Roles and responsibilities
To qualify as an audiologist:
Complete an undergraduate Bachelor of Science or the Bachelor of Philosophy (Honours) with a relevant major as your first degree.
Complete the postgraduate Master of Clinical Audiology to qualify as an audiologist.
Refer to the Study Pathways to the right for more information.
- establish a client's problems with hearing and listening, by conducting interviews and studying background information, such as medical history
- assess the extent of hearing loss and location of the problem using a wide range of techniques, including audiometric tests such as air and bone conduction tests
- report results of assessment and testing in writing and make referrals to medical practitioners
- provide rehabilitation programs which include counselling and guidance for the hearing impaired and their families

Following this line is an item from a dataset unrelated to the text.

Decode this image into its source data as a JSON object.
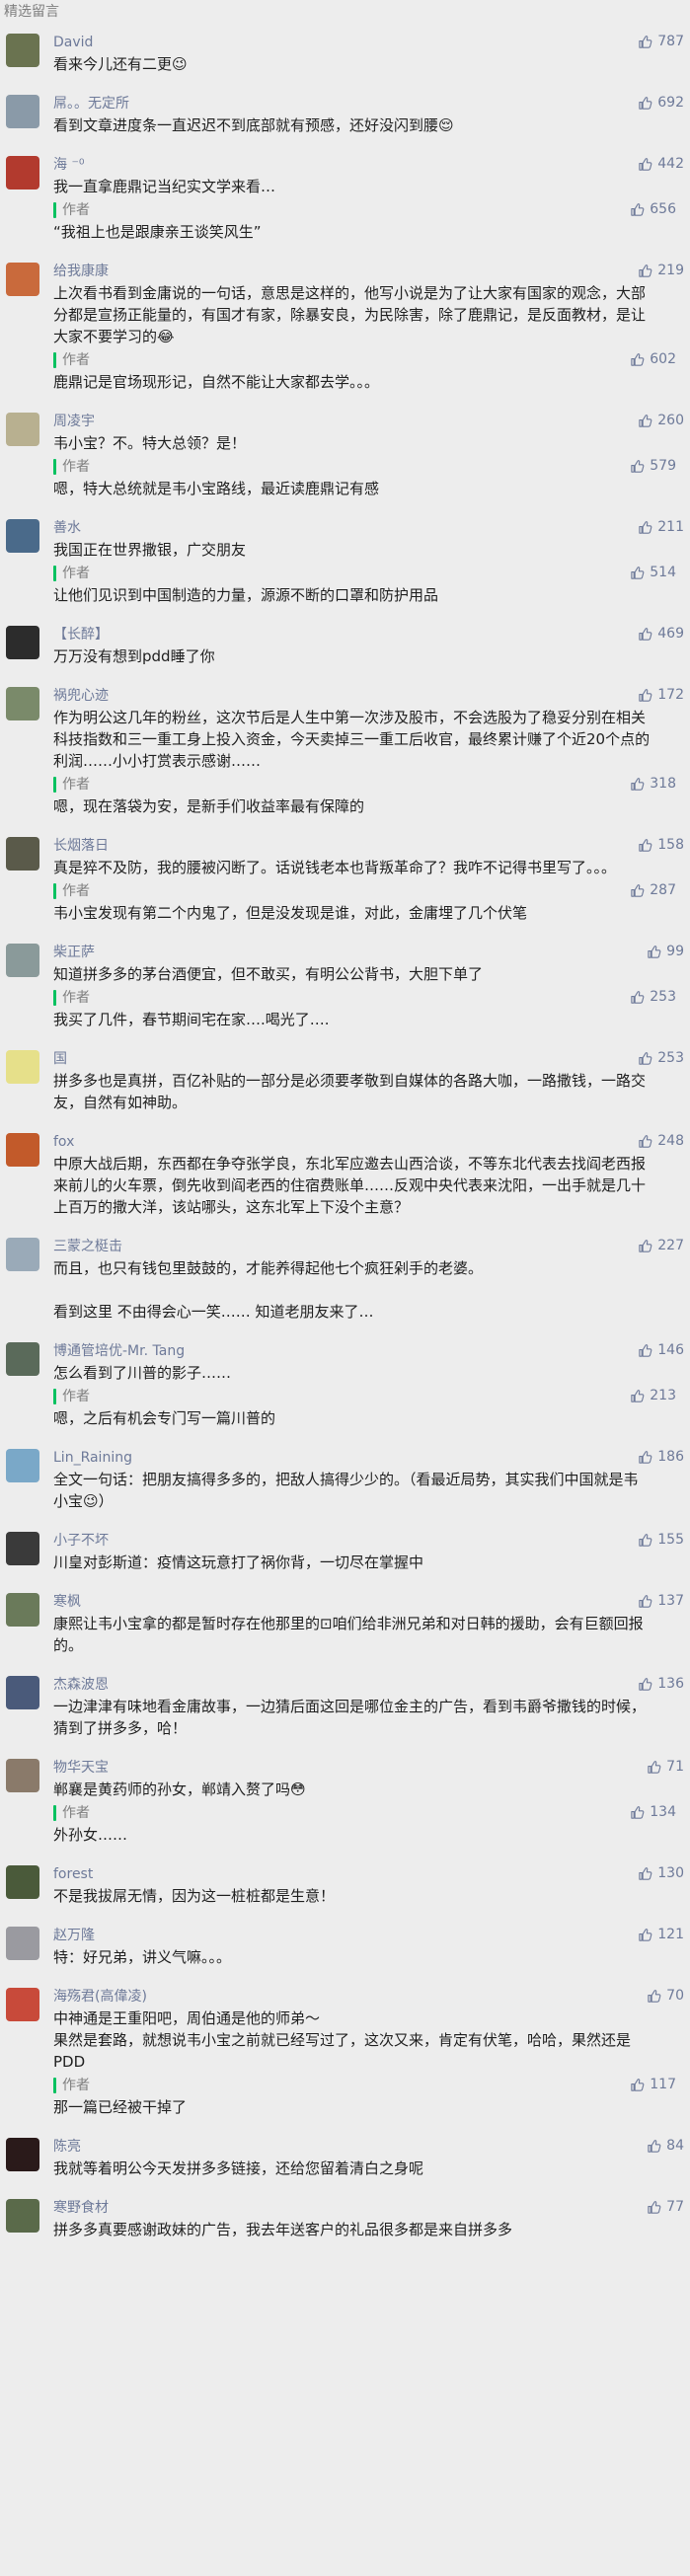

- assess hearing levels of workers, such as pilots or members of the armed forces, when required by employers
- prescribe, fit and evaluate hearing aids and other devices, such as cochlear implants

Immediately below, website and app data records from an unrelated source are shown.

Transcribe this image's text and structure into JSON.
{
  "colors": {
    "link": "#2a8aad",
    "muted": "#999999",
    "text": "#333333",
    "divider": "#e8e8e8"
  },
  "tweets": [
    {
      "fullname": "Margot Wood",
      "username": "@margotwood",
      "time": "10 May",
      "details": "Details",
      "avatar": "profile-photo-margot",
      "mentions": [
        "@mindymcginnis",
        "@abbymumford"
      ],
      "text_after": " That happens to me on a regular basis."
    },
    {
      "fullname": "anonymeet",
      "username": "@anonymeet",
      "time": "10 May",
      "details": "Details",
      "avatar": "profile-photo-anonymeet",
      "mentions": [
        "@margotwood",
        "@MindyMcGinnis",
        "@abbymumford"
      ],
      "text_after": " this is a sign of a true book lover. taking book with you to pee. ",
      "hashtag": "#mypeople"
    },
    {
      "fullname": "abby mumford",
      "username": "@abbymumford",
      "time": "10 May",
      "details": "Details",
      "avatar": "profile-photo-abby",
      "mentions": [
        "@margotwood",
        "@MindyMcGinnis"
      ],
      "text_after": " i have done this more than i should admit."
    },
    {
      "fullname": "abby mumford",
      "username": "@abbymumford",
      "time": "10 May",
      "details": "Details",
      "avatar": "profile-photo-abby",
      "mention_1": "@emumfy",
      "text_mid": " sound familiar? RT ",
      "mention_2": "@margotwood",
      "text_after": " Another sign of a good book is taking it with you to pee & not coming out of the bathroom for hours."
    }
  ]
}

- provide training in communication strategies such as lip reading and in the use of auditory and other devices
- assist with the development and management of noise control and hearing conservation strategies in industry
- act as consultants on industrial compensation claims for work-caused hearing loss
- undertake scientific research related to sound and hearing
- teach the science of audiology and its practice
- direct projects and act as consultants to other professional groups supervise student audiologists
As an audiologist, you could find employment with private hearing clinics, Australian Hearing, major hospitals, community health centres or in academic research or teaching positions.
Relevant postgraduate courses include:
Relevant research courses include: